You may need an ITIN when you don’t have a Social Security Number, are not eligible to obtain one, and you have a requirement to furnish a federal tax identification number or file a federal tax return. Who needs an ITIN? Most commonly, this would be in situations if you are a:
Above, we learned who needs an ITIN. But, to obtain an ITIN while overseas, you can complete a Form W-7 (along with required supporting documentation that proves your identity), attach it to your US tax return, and send the return and Form W-7 to the IRS ITIN Operations Center. It’s important to note that the documentation filed with Form W-7 must be original or certified. The address is:
Internal Revenue ServiceAustin Service CenterITIN OperationP.O. Box 149342Austin, TX 78714-9342
An alternative is to work with an IRS-authorized Certified Acceptance Agent (CAA) who will review your documentation and return it to you before submitting your completed Form W-7 to the ITIN Operations Center. By utilizing the services of a Certifying Acceptance Agent, you can save time and headaches by not having to submit your original passport or a certified copy of your passport to the IRS. Instead, the CAA issues a “Certificate of Accuracy” (COA) certificate to be submitted to the IRS in lieu of the original documents.
Luckily, Greenback can act as a Certified Acceptance Agent and walk you through this process easily and confidently.
In general, identification numbers (ITIN) expire if the ITIN holder does not file a tax return or wasn’t included as a dependent on another taxpayer’s tax return for three consecutive years. So, the ITIN will expire on the last day of the third consecutive year.
In the event that you receive a notice that you, your spouse, or your dependent’s ITIN is scheduled to expire, and you will be filing a tax return or claim for a refund in a subsequent year, you should begin the renewal process as quickly as you can in order to avoid delays. Once your renewal application is accepted, the IRS issues Notice CP565 to the applicant, confirming your Individual Taxpayer Identification Number when an ITIN is renewed.
Our expat-expert team of accountants can provide the advice you need in order to become and stay compliant on your expat tax obligations and your tax return, including assisting with Form W-7 as a Certified Acceptance Agent.

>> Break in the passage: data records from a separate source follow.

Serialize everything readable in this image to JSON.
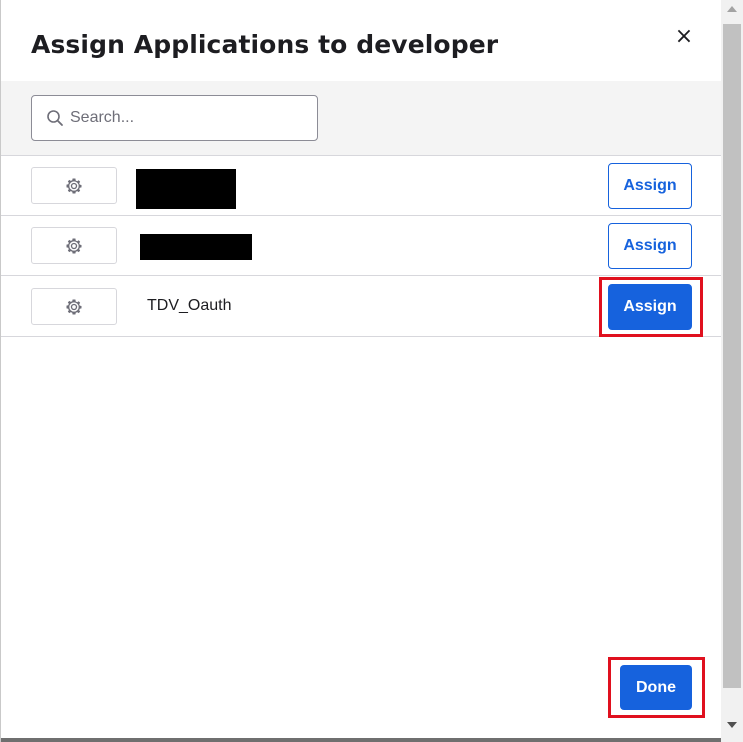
{
  "modal": {
    "title": "Assign Applications to developer",
    "close_label": "×"
  },
  "search": {
    "placeholder": "Search...",
    "value": ""
  },
  "apps": [
    {
      "name": "",
      "assign_label": "Assign",
      "redacted": true
    },
    {
      "name": "",
      "assign_label": "Assign",
      "redacted": true
    },
    {
      "name": "TDV_Oauth",
      "assign_label": "Assign",
      "redacted": false
    }
  ],
  "footer": {
    "done_label": "Done"
  },
  "colors": {
    "primary": "#1662dd",
    "highlight": "#e0101e",
    "divider": "#d7d7dc",
    "search_bar_bg": "#f4f4f4"
  },
  "icons": {
    "settings": "gear-icon",
    "search": "search-icon",
    "close": "close-icon"
  }
}
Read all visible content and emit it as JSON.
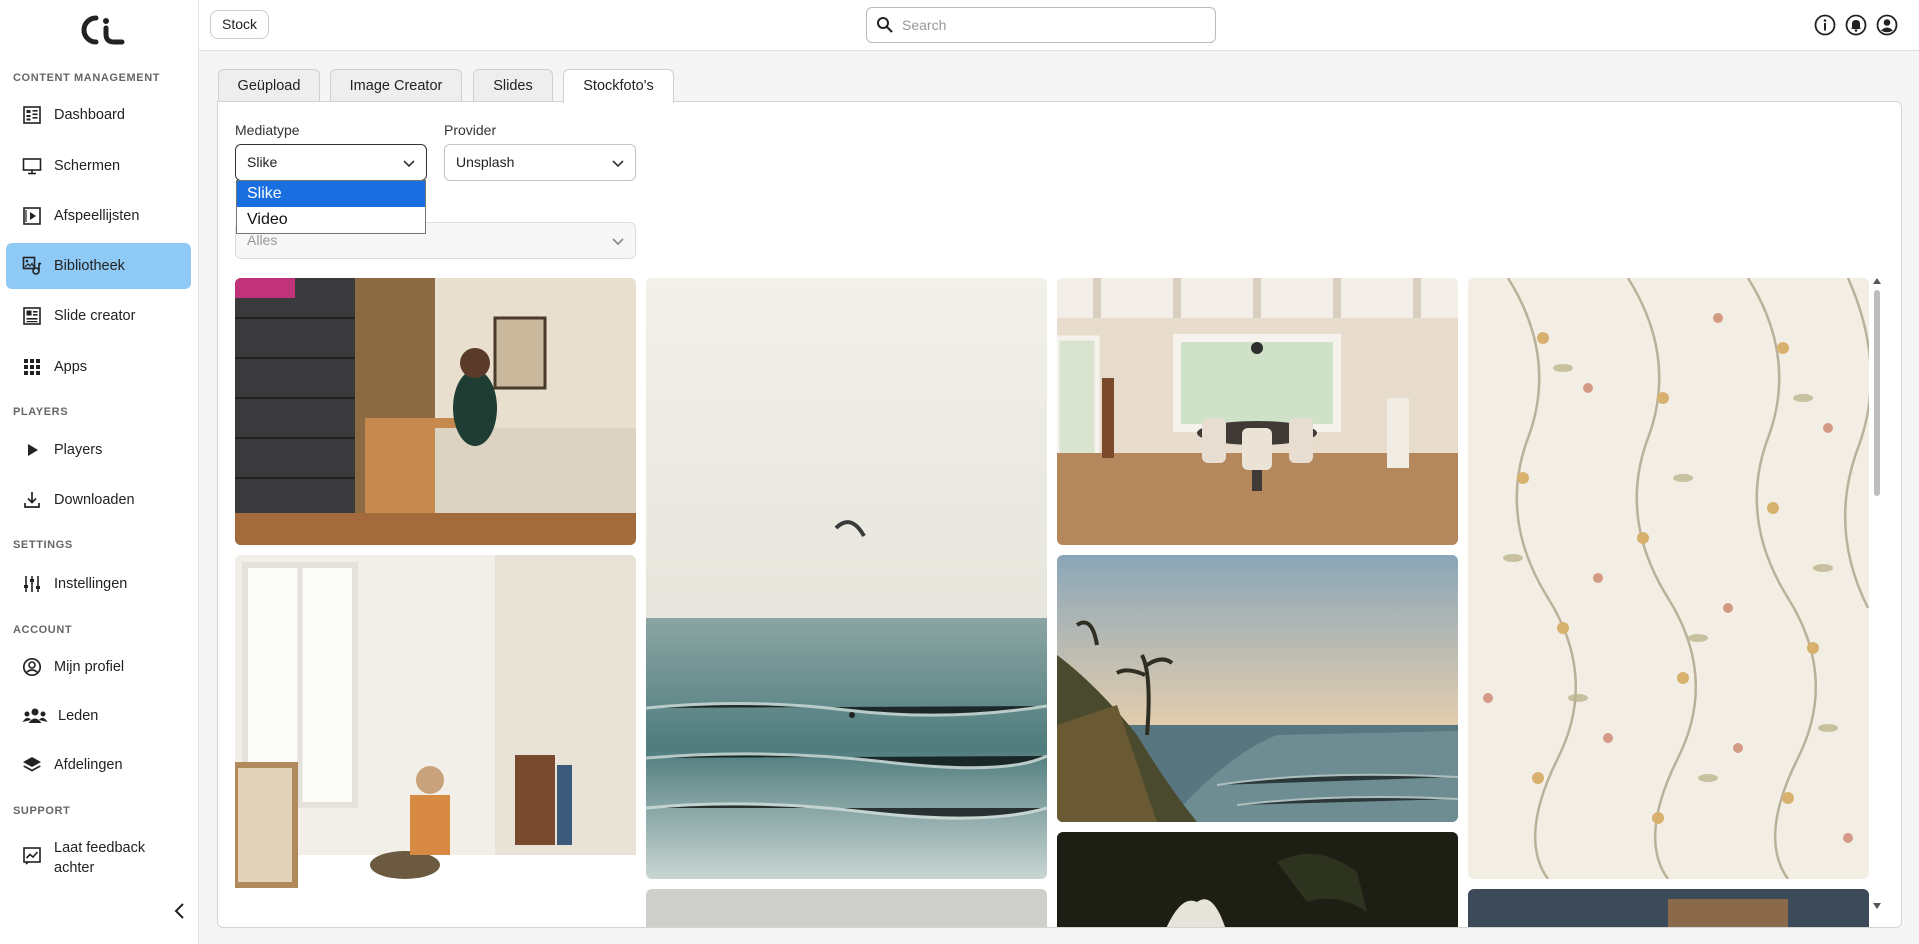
{
  "sidebar": {
    "sections": {
      "content": "CONTENT MANAGEMENT",
      "players": "PLAYERS",
      "settings": "SETTINGS",
      "account": "ACCOUNT",
      "support": "SUPPORT"
    },
    "items": {
      "dashboard": "Dashboard",
      "schermen": "Schermen",
      "afspeellijsten": "Afspeellijsten",
      "bibliotheek": "Bibliotheek",
      "slide_creator": "Slide creator",
      "apps": "Apps",
      "players": "Players",
      "downloaden": "Downloaden",
      "instellingen": "Instellingen",
      "mijn_profiel": "Mijn profiel",
      "leden": "Leden",
      "afdelingen": "Afdelingen",
      "feedback_line1": "Laat feedback",
      "feedback_line2": "achter"
    },
    "active_item": "Bibliotheek",
    "accent_color": "#8fc9f5"
  },
  "topbar": {
    "breadcrumb": "Stock",
    "search_placeholder": "Search"
  },
  "tabs": [
    "Geüpload",
    "Image Creator",
    "Slides",
    "Stockfoto's"
  ],
  "active_tab": "Stockfoto's",
  "filters": {
    "mediatype_label": "Mediatype",
    "mediatype_value": "Slike",
    "provider_label": "Provider",
    "provider_value": "Unsplash",
    "category_value": "Alles",
    "mediatype_options": [
      "Slike",
      "Video"
    ],
    "selected_option": "Slike",
    "highlight_color": "#1a6fe0"
  }
}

Contact us, and one of our customer champions will gladly help. If you need very specific advice on your specific tax situation, you can also click below to get a consultation with one of our expat tax experts.
Whether you need tax advice to prepare for a move abroad, to buy property or even retire, Greenback can help. Consults upfront can help avoid costly mistakes and stress later.